Records contained in a dataset:
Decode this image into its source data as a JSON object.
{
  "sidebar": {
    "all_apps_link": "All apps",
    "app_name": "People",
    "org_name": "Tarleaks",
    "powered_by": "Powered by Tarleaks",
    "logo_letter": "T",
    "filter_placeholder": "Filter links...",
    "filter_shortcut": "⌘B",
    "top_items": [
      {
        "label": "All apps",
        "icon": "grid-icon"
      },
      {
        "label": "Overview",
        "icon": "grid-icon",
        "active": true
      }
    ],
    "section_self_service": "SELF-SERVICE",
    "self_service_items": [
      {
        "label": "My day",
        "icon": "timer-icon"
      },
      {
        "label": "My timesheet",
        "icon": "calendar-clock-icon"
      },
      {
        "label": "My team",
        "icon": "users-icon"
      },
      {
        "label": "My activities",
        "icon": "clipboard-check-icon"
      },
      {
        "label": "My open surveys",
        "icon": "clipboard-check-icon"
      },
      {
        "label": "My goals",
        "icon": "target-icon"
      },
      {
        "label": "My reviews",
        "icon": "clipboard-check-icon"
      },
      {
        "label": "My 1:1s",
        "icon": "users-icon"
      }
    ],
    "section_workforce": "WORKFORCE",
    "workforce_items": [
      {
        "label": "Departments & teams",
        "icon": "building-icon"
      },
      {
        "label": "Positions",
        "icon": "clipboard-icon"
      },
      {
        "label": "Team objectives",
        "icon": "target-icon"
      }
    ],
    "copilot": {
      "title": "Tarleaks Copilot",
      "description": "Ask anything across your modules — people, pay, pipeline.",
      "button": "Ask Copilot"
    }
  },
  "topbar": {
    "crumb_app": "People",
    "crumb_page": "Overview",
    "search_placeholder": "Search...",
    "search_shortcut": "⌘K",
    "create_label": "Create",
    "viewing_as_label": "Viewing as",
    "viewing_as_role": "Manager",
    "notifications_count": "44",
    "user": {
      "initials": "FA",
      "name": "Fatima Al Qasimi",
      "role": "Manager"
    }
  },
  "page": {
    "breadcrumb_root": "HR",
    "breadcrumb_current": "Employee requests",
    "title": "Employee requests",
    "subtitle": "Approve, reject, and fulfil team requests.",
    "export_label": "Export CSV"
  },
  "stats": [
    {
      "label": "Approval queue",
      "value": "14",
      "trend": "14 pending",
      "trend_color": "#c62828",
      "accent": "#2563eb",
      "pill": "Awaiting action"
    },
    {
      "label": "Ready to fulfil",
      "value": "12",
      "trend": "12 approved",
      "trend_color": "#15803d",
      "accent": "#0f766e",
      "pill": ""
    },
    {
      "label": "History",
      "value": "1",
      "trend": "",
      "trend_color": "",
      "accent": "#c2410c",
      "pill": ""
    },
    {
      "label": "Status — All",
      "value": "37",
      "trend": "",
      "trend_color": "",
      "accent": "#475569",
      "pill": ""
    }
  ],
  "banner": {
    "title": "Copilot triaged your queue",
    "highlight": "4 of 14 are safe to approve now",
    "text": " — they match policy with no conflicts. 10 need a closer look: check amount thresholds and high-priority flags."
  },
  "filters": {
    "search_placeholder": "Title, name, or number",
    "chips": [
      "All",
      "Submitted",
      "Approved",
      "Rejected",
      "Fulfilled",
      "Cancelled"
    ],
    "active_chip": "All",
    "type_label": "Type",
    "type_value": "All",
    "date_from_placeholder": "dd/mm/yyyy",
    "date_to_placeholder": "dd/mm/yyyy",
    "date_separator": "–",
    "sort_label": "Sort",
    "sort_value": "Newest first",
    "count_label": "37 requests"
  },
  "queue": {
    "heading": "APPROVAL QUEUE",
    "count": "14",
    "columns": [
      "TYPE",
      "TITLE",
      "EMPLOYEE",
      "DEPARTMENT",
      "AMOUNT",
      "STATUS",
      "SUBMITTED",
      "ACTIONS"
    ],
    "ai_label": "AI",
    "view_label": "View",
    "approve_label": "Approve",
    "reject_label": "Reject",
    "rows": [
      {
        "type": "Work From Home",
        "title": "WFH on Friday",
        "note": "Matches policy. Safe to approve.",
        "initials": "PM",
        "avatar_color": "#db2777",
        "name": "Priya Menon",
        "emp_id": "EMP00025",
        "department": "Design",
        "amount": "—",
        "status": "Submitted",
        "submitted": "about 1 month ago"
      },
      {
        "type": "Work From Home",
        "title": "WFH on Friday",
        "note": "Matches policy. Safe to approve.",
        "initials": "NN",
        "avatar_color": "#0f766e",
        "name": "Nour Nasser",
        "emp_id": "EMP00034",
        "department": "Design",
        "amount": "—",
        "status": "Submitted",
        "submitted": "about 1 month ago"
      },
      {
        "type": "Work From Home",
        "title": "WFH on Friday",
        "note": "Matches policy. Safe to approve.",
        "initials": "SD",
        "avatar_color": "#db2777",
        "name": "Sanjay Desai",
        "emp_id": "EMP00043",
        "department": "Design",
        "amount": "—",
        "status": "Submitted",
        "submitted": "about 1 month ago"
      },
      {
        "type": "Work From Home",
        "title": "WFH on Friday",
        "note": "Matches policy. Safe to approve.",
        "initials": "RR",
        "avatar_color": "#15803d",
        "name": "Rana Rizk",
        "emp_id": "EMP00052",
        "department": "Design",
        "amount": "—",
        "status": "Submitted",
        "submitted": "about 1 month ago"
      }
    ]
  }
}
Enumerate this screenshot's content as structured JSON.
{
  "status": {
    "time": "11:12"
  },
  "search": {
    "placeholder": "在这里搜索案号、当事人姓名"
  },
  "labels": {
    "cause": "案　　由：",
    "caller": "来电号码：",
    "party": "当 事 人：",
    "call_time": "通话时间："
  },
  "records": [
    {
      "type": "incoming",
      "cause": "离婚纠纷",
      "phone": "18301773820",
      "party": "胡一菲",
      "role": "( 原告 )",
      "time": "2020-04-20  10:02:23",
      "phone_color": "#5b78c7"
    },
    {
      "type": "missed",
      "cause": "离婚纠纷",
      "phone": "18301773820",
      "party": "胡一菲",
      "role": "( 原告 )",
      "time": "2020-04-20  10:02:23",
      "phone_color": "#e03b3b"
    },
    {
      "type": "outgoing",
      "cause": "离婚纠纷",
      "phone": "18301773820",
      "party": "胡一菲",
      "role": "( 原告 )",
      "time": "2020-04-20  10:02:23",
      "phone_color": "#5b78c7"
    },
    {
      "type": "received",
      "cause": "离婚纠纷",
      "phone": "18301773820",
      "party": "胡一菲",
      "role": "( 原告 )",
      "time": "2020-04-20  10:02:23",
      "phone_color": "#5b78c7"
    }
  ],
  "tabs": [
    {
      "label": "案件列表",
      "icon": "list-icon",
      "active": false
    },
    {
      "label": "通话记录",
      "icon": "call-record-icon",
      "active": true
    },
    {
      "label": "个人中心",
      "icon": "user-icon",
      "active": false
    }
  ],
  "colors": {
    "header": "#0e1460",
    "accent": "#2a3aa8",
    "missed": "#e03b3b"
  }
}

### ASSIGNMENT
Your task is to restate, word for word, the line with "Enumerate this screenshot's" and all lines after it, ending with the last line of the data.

### WRITTEN SOLUTION
Enumerate this screenshot's content as structured JSON.
{
  "status": {
    "time": "11:12"
  },
  "search": {
    "placeholder": "在这里搜索案号、当事人姓名"
  },
  "labels": {
    "cause": "案　　由：",
    "caller": "来电号码：",
    "party": "当 事 人：",
    "call_time": "通话时间："
  },
  "records": [
    {
      "type": "incoming",
      "cause": "离婚纠纷",
      "phone": "18301773820",
      "party": "胡一菲",
      "role": "( 原告 )",
      "time": "2020-04-20  10:02:23",
      "phone_color": "#5b78c7"
    },
    {
      "type": "missed",
      "cause": "离婚纠纷",
      "phone": "18301773820",
      "party": "胡一菲",
      "role": "( 原告 )",
      "time": "2020-04-20  10:02:23",
      "phone_color": "#e03b3b"
    },
    {
      "type": "outgoing",
      "cause": "离婚纠纷",
      "phone": "18301773820",
      "party": "胡一菲",
      "role": "( 原告 )",
      "time": "2020-04-20  10:02:23",
      "phone_color": "#5b78c7"
    },
    {
      "type": "received",
      "cause": "离婚纠纷",
      "phone": "18301773820",
      "party": "胡一菲",
      "role": "( 原告 )",
      "time": "2020-04-20  10:02:23",
      "phone_color": "#5b78c7"
    }
  ],
  "tabs": [
    {
      "label": "案件列表",
      "icon": "list-icon",
      "active": false
    },
    {
      "label": "通话记录",
      "icon": "call-record-icon",
      "active": true
    },
    {
      "label": "个人中心",
      "icon": "user-icon",
      "active": false
    }
  ],
  "colors": {
    "header": "#0e1460",
    "accent": "#2a3aa8",
    "missed": "#e03b3b"
  }
}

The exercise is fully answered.